It’s being carried out by the GOP-controlled state Senate, which has hired a little-known Florida-based firm called CyberNinjas to run the audit. CyberNinjas has no previous elections experience and its chief executive once touted conspiracy theories that Arizona’s voting machines had been rigged.
Critics of the audit have mocked how it has been carried out. In one widely panned effort, for instance, auditors examined ballots for traces of bamboo fibers based on a conspiracy theory that some 40,000 ballots cast for Biden had been flown in from Asia.
At the same time, the far-right One America News has livestreamed the process, all the while helping to raise money to fund the audit.
One longtime Arizona Republican operative said that the audit — and the politics surrounding it — had only served to worsen the GOP’s standing in Arizona, a longtime Republican stronghold that has transformed into a battleground, noting how the state delivered Democrats a series of high-profile victories over the past three years.
“The alarm bells should be going off in the party,” the operative said. “The focus should be on stopping the bleeding and then figuring out how to rebuild. Not on relitigating the election because the loser isn’t happy about how it turned out.”
The Maricopa County Board of Supervisors has long opposed the audit, only turning over control of ballots and elections equipment to the state Senate after a judge ordered them to do so.
But tensions reached a boiling point last week after Fann accused the board in a letter of not complying with subpoenas, all the while implying that the county had deleted critical election data. Trump blasted Fann’s allegations out to his supporters over the weekend, claiming that they amounted to evidence of problems in the election results.
That prompted a scathing rebuttal from Maricopa County Recorder Stephen Richer, a Republican, who called the former president’s claims “unhinged” and flatly rejected Fann’s accusations that the county had deleted data.
“Wow. This is unhinged,” Richer tweeted. “I’m literally looking at our voter registration database on my other screen. Right now. We can’t indulge these insane lies any longer. As a party. As a state. As a country. This is as readily falsifiable as 2+2=5.”
The audit was originally expected to end on May 14, but officials blew through that estimated deadline. The state Senate was forced to temporarily pause the process this week because the Veterans Memorial Coliseum, where the audit is being conducted, had been reserved to host high school graduation ceremonies.

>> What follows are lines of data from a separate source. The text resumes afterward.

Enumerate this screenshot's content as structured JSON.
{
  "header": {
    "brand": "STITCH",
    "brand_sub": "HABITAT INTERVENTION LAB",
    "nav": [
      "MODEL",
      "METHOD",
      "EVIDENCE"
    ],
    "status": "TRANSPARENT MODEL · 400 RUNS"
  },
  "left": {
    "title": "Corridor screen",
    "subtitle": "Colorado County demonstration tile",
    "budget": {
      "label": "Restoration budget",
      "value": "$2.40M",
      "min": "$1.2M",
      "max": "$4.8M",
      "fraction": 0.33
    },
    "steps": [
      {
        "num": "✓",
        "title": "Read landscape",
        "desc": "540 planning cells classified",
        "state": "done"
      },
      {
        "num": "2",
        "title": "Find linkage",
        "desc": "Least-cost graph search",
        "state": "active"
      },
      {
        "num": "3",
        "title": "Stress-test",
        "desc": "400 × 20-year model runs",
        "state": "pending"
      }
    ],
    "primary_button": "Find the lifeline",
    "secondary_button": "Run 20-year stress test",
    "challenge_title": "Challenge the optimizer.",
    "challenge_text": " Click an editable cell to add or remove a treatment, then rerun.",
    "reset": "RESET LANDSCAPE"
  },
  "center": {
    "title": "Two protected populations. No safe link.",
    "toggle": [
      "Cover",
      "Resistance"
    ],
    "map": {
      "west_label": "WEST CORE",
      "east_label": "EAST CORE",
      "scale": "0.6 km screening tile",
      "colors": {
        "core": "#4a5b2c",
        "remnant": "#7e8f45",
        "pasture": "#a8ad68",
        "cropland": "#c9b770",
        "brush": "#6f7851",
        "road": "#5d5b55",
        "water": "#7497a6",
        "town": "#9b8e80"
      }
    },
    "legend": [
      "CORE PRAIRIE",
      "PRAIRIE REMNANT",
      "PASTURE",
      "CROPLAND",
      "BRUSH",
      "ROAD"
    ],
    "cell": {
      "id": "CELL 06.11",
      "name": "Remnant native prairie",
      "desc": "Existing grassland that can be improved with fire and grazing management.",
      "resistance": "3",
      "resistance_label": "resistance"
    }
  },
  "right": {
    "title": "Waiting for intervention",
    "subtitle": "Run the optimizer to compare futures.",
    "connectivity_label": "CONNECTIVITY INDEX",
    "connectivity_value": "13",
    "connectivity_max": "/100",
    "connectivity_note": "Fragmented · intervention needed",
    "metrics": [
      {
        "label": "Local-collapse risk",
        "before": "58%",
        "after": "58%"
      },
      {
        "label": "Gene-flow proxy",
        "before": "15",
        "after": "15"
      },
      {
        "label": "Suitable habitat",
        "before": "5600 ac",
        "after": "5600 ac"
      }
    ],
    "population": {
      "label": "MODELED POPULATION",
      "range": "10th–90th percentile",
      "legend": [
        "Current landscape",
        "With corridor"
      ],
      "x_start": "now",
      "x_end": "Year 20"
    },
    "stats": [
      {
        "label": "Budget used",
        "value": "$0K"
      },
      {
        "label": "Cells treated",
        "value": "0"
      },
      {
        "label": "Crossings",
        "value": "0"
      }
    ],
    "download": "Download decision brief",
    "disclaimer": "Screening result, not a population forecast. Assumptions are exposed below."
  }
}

It’s unclear just how much longer the audit will last. So far, only about a quarter of the county’s 2.1 million ballots have been processed. What is clear, however, is that the review will not alter the outcome of the presidential election, which was certified by state officials and members of Congress months ago.
Proponents of the audit say that it is a necessary step toward restoring what they say is shattered confidence in the electoral process in the wake of the 2020 election and identifying potential areas for improvement in administering elections.
Speaking at a special meeting on the audit on Tuesday afternoon, Fann said that the review “has nothing to do with overturning” the 2020 election, arguing that the audit is intended to help inform lawmakers as they look to make possible changes to election rules and procedures.
“What this is about, the Arizona Senate, we are in charge of creating, passing laws and ensuring that elections are done properly,” Fann said. “We know that from the very get go, there were many many questions about the security of an audit. Some rightly so, some are not.”
“Our job is to get those questions answered,” she added. “Our job is to make sure voters and constituents, they understand the process, they have full confidence in our election integrity.”
But some Republicans in the state Senate, even those who supported the audit, have tired of the effort.
“It makes us look like idiots,” state Sen. Paul Boyer, who initially supported the audit, told The New York Times this month. “Looking back, I didn’t think it would be this ridiculous. It’s embarrassing to be a state senator at this point.”